Yellowstone Park managers are still not focusing on the main problem - true for most parks, I would guess - and that is crowds and what park officials feel they must do to accommodate them (HCN, 5/30/94). Crowds destroy the basic mood of the park itself - its differentness. This differentness is a thing that all park managers seem to be pre-programmed to dismiss in favor of "tourist hours of use."
Too often park employees are sycophants to the director. The word gets out that we want nothing but positives at park headquarters: Crowds bring problems, yes, but bigger budgets too. The message? Find more kinds of things to do, or have, that some interest group will like. Let's find a slice of the park for the jet ski crowd, maybe a dune for the duners. A marina, a kart track, snowmobiling. How about dirt biking and off-the-road trails for the RV crowd? For sure a grocery and more trinket shops.
My first short tour of Yellowstone in 1957 featured a different mood. Now, facilities are peeking out from everywhere. Roads are freeway speed and bad. Paved walkways abound. The bear are scarce as are the other predators. Today, nearly all the roadside rivers have vast gobs of floating masses of algae and other weeds indicating serious eutrophication.
I thought one of the basic precepts of park management (in the law itself) was the idea that "naturalness is to prevail." If there is a conflicting congressional mandate, I would think managers would err on the side of preservation just as nuclear plant managers are supposed to err on the side of safety and salmon biologists were supposed to have erred on the side of too many, as opposed to too few.

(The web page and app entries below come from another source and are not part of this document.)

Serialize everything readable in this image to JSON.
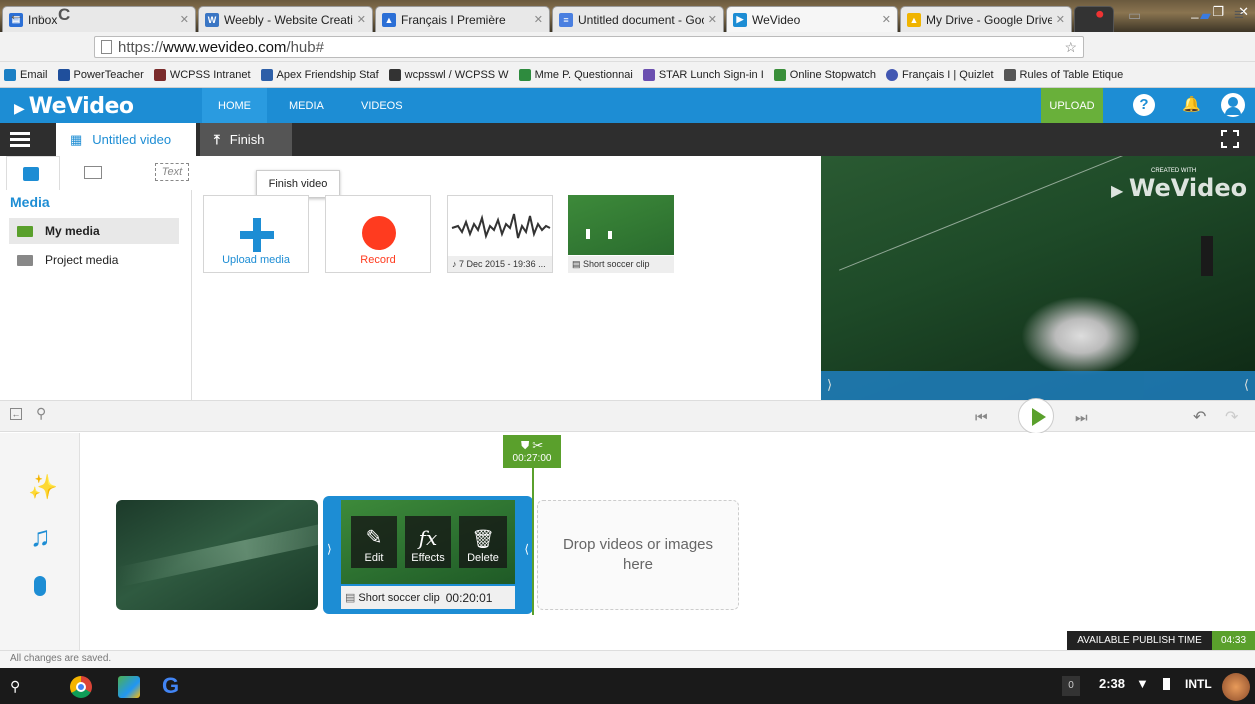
{
  "browser": {
    "tabs": [
      {
        "title": "Inbox",
        "color": "#2b6fd6"
      },
      {
        "title": "Weebly - Website Creati",
        "color": "#3a76c4"
      },
      {
        "title": "Français I Première",
        "color": "#2b6fd6"
      },
      {
        "title": "Untitled document - Goo",
        "color": "#4a7fe0"
      },
      {
        "title": "WeVideo",
        "color": "#1d8dd4"
      },
      {
        "title": "My Drive - Google Drive",
        "color": "#f0b400"
      }
    ],
    "url_prefix": "https://",
    "url_domain": "www.wevideo.com",
    "url_path": "/hub#",
    "bookmarks": [
      {
        "label": "Email",
        "color": "#1b7fc4"
      },
      {
        "label": "PowerTeacher",
        "color": "#1f4f9c"
      },
      {
        "label": "WCPSS Intranet",
        "color": "#7a2b2b"
      },
      {
        "label": "Apex Friendship Staf",
        "color": "#2d5fa8"
      },
      {
        "label": "wcpsswl / WCPSS W",
        "color": "#333333"
      },
      {
        "label": "Mme P. Questionnai",
        "color": "#2e8b3e"
      },
      {
        "label": "STAR Lunch Sign-in I",
        "color": "#6b4fb0"
      },
      {
        "label": "Online Stopwatch",
        "color": "#3a8f3a"
      },
      {
        "label": "Français I | Quizlet",
        "color": "#4257b2"
      },
      {
        "label": "Rules of Table Etique",
        "color": "#555555"
      }
    ]
  },
  "app": {
    "logo": "WeVideo",
    "nav": [
      "HOME",
      "MEDIA",
      "VIDEOS"
    ],
    "upload_label": "UPLOAD",
    "project_title": "Untitled video",
    "finish_label": "Finish",
    "tooltip": "Finish video",
    "media_heading": "Media",
    "media_tab_text": "Text",
    "sidebar_items": [
      "My media",
      "Project media"
    ],
    "tiles": {
      "upload": "Upload media",
      "record": "Record",
      "audio": "7 Dec 2015 - 19:36 ...",
      "clip": "Short soccer clip"
    },
    "preview_watermark_small": "CREATED WITH",
    "preview_watermark": "WeVideo",
    "timeline": {
      "playhead_time": "00:27:00",
      "clip_name": "Short soccer clip",
      "clip_duration": "00:20:01",
      "edit": "Edit",
      "effects": "Effects",
      "delete": "Delete",
      "dropzone": "Drop videos or images here"
    },
    "publish_label": "AVAILABLE PUBLISH TIME",
    "publish_time": "04:33",
    "status": "All changes are saved."
  },
  "taskbar": {
    "notification_count": "0",
    "clock": "2:38",
    "keyboard": "INTL"
  },
  "colors": {
    "accent": "#1d8dd4",
    "green": "#5aa02c",
    "record": "#ff3b1f"
  }
}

Park authorities have helped sabotage the original mandate. But now we know and, as the Park Service must know because it confronts the problems every day, it is past time to kick "em all out: vans, motorhomes, RVs, pickups pulling big living rooms, autos, all motorized rigs. The most ubiquitous thing seen in the park - and the most dangerous thing - is the car. Get out and don't ever come back!
- Karl Anderson on Sugar Pine Mine, the other standoff
- Steve McCarthy on New leader steps up for the American Lands Council
- Candace Oathout on No, federal land transfers are not in the Constitution
- Steve McCarthy on Should this national monument become a national park?
- Karl Anderson on No, federal land transfers are not in the Constitution